• [Exercise material]:
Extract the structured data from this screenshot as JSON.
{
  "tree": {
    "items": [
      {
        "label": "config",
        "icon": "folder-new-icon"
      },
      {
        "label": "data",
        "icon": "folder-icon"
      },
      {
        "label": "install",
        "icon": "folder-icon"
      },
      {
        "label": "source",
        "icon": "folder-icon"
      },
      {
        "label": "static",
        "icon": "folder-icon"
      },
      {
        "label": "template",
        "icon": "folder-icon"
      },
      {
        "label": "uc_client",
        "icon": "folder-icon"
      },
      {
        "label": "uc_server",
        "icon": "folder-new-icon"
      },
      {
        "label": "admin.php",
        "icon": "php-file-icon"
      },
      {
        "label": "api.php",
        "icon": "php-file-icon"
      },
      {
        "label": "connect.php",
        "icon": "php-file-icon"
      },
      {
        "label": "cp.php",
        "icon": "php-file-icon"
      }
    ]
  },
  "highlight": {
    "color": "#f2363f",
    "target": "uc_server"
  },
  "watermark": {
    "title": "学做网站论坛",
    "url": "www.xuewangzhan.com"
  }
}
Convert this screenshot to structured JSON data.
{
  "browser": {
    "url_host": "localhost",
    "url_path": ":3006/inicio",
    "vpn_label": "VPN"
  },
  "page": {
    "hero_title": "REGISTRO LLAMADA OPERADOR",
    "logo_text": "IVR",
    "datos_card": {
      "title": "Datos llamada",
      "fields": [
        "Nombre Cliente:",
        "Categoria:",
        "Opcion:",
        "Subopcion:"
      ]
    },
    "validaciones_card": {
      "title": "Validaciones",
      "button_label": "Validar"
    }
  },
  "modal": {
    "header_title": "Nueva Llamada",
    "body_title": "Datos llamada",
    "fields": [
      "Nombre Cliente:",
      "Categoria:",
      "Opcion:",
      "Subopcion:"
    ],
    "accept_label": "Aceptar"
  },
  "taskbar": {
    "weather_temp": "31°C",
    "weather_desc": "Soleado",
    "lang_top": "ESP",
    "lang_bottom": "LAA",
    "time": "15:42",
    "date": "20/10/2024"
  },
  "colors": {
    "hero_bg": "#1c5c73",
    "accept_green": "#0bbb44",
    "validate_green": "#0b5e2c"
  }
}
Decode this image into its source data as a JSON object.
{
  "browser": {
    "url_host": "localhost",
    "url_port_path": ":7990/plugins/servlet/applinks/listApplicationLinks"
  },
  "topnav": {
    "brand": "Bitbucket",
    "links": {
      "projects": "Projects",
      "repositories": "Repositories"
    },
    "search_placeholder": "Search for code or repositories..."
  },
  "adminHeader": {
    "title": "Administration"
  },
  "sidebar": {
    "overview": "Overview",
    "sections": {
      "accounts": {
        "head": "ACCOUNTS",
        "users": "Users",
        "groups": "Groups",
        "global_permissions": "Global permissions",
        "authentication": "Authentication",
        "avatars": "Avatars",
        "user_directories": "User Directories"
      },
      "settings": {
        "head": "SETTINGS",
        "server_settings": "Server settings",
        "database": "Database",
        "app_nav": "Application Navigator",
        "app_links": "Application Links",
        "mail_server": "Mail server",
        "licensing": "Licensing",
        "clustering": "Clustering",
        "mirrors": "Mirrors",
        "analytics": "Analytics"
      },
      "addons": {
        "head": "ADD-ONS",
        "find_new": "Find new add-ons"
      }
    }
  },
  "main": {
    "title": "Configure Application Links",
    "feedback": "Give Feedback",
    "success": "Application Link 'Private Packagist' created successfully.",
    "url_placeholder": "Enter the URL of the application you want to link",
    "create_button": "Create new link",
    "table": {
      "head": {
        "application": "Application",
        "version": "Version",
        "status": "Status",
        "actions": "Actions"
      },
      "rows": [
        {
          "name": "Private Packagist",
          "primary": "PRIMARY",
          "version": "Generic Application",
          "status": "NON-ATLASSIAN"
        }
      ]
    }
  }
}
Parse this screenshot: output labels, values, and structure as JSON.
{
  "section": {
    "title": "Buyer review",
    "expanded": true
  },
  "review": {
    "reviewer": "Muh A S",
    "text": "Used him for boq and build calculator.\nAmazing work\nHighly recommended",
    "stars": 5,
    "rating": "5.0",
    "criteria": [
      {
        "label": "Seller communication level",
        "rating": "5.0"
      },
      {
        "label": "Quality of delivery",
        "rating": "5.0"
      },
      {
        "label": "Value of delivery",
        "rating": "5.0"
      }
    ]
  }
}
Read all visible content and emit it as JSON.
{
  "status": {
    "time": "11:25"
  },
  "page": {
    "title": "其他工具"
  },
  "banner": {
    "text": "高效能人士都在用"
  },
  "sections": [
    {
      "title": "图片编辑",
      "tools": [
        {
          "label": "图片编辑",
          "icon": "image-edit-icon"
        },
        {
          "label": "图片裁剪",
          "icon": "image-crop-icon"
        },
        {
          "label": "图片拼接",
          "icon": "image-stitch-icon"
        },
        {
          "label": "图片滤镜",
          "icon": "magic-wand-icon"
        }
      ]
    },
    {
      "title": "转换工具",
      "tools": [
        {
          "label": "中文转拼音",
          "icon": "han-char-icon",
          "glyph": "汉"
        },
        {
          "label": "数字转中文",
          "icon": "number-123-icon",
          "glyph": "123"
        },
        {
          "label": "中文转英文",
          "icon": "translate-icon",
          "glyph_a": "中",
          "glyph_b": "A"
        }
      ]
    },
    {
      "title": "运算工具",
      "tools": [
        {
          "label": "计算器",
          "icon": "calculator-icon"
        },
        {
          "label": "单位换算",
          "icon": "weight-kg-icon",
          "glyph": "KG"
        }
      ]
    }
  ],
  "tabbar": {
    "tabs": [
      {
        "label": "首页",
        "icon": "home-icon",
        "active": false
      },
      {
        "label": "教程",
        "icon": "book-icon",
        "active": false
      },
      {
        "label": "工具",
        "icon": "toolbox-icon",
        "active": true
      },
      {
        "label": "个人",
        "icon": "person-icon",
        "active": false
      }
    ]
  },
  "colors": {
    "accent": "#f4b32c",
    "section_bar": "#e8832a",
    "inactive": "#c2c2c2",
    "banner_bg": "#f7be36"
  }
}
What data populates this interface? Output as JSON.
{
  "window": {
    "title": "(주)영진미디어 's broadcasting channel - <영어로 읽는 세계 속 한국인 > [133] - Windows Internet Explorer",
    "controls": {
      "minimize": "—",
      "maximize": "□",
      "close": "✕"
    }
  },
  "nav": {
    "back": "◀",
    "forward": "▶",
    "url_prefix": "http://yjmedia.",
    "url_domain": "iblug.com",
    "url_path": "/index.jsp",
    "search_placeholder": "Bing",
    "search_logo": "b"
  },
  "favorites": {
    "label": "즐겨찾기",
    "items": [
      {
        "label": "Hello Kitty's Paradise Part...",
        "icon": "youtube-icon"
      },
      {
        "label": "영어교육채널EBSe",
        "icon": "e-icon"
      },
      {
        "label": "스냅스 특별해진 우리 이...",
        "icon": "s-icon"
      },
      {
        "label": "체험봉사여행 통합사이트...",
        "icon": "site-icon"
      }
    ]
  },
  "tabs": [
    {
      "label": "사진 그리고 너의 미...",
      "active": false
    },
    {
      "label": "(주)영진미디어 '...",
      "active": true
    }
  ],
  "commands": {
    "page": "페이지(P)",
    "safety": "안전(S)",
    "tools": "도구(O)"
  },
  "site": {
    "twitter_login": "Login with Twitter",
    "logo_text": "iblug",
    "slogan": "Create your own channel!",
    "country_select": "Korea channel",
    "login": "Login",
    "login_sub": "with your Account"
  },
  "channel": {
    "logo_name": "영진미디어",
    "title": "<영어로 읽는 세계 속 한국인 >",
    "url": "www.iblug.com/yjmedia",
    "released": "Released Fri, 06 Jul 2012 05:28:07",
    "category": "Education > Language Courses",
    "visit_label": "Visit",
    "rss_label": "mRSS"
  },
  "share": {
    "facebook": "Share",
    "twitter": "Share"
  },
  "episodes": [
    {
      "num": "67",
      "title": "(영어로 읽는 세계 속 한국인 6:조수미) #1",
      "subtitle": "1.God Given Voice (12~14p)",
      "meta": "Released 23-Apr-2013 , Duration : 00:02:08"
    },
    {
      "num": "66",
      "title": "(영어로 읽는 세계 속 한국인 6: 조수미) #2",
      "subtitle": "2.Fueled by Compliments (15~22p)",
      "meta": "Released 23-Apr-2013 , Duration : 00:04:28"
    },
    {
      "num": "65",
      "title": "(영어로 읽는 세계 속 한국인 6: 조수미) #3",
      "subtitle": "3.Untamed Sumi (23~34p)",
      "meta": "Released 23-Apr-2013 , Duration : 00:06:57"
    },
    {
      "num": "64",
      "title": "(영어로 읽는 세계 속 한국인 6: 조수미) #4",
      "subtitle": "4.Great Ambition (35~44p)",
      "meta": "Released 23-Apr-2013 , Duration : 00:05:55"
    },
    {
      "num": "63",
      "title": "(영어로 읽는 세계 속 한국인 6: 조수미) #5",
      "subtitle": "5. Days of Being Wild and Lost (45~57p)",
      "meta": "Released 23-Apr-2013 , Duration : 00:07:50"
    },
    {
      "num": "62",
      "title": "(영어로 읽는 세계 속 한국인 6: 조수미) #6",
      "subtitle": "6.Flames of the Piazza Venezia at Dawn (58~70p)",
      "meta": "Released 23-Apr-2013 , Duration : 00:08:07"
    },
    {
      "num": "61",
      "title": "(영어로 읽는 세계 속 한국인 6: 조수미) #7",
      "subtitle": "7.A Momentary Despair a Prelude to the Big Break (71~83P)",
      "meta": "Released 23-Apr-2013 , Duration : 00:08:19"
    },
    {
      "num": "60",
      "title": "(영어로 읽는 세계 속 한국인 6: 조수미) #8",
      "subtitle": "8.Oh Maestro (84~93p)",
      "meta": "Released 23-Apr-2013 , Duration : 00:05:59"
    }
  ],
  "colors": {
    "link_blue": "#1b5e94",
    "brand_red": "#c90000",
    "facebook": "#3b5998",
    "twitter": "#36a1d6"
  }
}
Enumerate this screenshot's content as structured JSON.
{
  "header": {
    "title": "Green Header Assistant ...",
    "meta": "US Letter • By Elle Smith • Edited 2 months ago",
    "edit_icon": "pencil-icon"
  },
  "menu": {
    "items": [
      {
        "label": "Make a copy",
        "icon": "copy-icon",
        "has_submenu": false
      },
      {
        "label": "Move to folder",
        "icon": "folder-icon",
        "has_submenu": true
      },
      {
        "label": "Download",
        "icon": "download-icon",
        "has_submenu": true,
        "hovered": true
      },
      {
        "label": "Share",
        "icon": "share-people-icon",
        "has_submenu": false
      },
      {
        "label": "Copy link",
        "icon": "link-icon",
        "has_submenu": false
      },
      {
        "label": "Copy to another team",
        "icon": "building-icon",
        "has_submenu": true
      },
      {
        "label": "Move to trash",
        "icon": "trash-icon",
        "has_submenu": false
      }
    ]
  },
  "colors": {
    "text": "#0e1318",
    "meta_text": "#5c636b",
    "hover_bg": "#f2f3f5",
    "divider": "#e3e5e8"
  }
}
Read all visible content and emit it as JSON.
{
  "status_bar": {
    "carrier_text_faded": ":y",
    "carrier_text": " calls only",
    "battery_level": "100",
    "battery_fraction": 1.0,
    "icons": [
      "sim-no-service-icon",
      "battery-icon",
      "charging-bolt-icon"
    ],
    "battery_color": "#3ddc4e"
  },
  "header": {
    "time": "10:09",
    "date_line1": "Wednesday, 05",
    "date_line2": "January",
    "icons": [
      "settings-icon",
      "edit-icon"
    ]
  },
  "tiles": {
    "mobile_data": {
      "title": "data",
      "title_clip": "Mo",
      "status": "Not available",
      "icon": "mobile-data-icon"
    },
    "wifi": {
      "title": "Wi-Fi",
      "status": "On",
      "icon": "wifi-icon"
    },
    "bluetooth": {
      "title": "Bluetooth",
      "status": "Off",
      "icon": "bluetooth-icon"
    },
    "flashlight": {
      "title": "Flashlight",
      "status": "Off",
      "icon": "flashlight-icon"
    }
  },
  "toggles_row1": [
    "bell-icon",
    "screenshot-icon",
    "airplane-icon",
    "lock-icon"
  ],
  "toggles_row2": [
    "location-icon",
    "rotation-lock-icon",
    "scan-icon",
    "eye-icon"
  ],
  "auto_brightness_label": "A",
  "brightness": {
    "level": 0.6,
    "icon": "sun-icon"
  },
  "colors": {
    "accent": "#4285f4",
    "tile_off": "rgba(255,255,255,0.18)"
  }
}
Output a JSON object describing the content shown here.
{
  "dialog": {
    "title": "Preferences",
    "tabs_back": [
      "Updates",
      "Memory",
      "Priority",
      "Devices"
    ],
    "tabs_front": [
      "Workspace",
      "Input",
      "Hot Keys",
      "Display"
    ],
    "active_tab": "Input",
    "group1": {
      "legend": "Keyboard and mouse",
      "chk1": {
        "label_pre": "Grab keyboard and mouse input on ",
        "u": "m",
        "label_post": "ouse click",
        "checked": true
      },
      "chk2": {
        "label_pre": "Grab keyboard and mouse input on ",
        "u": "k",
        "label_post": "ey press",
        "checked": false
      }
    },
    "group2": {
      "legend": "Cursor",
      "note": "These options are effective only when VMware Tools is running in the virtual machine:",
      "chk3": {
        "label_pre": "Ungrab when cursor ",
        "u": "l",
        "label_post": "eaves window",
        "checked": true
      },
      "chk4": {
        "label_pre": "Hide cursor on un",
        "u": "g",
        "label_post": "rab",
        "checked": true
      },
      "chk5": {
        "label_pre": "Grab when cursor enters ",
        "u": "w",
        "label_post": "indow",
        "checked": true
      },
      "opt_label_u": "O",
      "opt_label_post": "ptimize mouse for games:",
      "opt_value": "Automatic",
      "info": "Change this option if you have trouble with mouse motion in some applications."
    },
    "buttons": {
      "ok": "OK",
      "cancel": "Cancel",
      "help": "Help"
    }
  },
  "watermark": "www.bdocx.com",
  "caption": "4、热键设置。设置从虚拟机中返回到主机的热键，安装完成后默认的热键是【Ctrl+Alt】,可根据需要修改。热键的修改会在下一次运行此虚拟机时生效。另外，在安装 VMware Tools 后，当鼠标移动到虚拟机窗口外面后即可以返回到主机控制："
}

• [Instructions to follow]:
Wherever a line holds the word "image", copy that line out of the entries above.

• [Task output]:
Decode this image into its source data as a JSON object.
          "icon": "image-edit-icon"
          "icon": "image-crop-icon"
          "icon": "image-stitch-icon"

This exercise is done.